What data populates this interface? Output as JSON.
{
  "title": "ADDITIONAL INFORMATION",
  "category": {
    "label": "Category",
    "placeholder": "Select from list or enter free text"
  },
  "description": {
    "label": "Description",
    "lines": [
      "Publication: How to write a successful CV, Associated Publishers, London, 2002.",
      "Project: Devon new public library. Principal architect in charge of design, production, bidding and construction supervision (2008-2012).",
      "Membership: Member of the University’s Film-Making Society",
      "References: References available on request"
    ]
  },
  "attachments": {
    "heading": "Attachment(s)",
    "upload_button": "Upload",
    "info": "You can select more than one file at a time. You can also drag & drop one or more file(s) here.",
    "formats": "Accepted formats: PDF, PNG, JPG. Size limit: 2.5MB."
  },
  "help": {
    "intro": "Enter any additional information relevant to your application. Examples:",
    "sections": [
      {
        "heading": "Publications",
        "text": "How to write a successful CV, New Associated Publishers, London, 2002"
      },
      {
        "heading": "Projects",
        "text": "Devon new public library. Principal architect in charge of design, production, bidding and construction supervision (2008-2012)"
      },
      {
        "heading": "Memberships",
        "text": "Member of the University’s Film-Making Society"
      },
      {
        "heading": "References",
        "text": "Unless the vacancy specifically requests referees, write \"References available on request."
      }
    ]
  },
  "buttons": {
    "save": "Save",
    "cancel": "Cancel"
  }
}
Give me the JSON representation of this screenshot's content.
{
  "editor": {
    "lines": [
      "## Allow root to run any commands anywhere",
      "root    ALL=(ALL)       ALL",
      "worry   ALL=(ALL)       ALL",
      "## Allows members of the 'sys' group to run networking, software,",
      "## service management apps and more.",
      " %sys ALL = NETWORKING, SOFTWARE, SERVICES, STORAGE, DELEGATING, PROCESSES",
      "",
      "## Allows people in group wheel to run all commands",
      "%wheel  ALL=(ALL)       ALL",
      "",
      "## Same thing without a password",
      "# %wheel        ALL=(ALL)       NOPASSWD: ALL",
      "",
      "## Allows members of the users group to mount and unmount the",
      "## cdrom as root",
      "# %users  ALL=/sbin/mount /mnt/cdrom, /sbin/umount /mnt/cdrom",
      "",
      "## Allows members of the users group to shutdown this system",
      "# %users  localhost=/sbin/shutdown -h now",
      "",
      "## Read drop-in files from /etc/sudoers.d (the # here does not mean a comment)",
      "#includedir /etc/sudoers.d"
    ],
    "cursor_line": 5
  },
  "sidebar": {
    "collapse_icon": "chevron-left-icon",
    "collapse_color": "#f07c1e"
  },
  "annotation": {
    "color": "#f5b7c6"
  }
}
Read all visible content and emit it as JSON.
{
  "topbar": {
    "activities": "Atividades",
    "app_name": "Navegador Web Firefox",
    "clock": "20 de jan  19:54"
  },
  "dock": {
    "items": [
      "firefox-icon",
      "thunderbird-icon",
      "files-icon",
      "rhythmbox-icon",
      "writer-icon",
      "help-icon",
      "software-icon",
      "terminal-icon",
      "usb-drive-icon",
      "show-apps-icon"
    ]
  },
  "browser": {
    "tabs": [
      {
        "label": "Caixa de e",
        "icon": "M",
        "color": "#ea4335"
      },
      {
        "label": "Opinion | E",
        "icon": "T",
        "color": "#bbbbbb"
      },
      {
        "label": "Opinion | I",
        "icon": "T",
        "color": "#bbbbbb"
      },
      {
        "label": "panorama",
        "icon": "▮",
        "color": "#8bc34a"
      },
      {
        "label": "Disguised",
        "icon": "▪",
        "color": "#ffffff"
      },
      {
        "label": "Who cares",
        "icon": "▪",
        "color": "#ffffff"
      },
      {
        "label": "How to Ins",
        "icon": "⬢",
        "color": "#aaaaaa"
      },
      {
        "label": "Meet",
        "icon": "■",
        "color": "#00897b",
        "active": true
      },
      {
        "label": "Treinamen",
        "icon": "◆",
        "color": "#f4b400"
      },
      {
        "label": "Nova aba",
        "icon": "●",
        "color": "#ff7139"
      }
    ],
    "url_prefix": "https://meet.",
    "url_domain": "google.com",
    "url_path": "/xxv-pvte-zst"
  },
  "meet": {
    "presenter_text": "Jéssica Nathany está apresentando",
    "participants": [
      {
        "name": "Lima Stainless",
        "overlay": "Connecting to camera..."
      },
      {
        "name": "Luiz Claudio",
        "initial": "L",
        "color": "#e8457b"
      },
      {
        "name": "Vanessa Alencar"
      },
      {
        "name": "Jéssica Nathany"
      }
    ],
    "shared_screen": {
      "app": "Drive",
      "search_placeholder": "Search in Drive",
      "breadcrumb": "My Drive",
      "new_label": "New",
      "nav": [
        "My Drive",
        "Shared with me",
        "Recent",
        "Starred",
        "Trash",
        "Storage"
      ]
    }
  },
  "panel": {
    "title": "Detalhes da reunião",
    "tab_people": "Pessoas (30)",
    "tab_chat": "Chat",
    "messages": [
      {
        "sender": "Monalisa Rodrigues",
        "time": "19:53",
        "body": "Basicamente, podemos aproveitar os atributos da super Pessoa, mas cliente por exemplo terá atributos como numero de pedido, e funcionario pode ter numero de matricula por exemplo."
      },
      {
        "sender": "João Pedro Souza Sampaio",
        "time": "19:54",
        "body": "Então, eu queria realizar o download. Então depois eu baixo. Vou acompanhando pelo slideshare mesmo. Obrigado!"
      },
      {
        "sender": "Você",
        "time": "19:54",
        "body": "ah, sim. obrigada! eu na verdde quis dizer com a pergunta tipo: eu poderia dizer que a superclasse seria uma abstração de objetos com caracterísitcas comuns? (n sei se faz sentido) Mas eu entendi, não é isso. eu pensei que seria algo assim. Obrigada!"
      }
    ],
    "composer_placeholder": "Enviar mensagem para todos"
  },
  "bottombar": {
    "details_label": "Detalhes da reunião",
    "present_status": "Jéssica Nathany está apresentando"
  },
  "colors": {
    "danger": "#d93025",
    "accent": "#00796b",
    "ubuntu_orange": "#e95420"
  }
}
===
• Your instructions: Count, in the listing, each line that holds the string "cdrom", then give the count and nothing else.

• Task result: 2